Your answer should be the entries below, reproduced character for character.

(ENTRIES SHOWN begins)

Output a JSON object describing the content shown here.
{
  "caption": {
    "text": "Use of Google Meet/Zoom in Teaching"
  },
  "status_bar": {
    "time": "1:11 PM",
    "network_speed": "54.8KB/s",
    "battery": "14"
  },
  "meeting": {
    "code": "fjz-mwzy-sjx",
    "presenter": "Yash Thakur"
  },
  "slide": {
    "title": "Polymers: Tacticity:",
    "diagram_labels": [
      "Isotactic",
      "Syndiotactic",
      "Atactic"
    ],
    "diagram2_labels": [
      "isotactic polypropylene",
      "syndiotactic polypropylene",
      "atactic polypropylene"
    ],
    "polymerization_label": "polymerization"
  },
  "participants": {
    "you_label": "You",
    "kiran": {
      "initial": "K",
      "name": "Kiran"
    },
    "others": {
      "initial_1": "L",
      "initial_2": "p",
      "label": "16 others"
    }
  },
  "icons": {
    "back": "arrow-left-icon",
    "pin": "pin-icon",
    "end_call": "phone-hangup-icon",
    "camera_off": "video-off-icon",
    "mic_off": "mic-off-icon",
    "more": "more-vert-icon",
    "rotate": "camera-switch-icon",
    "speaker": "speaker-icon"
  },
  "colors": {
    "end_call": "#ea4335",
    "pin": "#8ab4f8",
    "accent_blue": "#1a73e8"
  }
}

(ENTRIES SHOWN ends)

• **EXPECTED ANSWER**
Output a JSON object describing the content shown here.
{
  "caption": {
    "text": "Use of Google Meet/Zoom in Teaching"
  },
  "status_bar": {
    "time": "1:11 PM",
    "network_speed": "54.8KB/s",
    "battery": "14"
  },
  "meeting": {
    "code": "fjz-mwzy-sjx",
    "presenter": "Yash Thakur"
  },
  "slide": {
    "title": "Polymers: Tacticity:",
    "diagram_labels": [
      "Isotactic",
      "Syndiotactic",
      "Atactic"
    ],
    "diagram2_labels": [
      "isotactic polypropylene",
      "syndiotactic polypropylene",
      "atactic polypropylene"
    ],
    "polymerization_label": "polymerization"
  },
  "participants": {
    "you_label": "You",
    "kiran": {
      "initial": "K",
      "name": "Kiran"
    },
    "others": {
      "initial_1": "L",
      "initial_2": "p",
      "label": "16 others"
    }
  },
  "icons": {
    "back": "arrow-left-icon",
    "pin": "pin-icon",
    "end_call": "phone-hangup-icon",
    "camera_off": "video-off-icon",
    "mic_off": "mic-off-icon",
    "more": "more-vert-icon",
    "rotate": "camera-switch-icon",
    "speaker": "speaker-icon"
  },
  "colors": {
    "end_call": "#ea4335",
    "pin": "#8ab4f8",
    "accent_blue": "#1a73e8"
  }
}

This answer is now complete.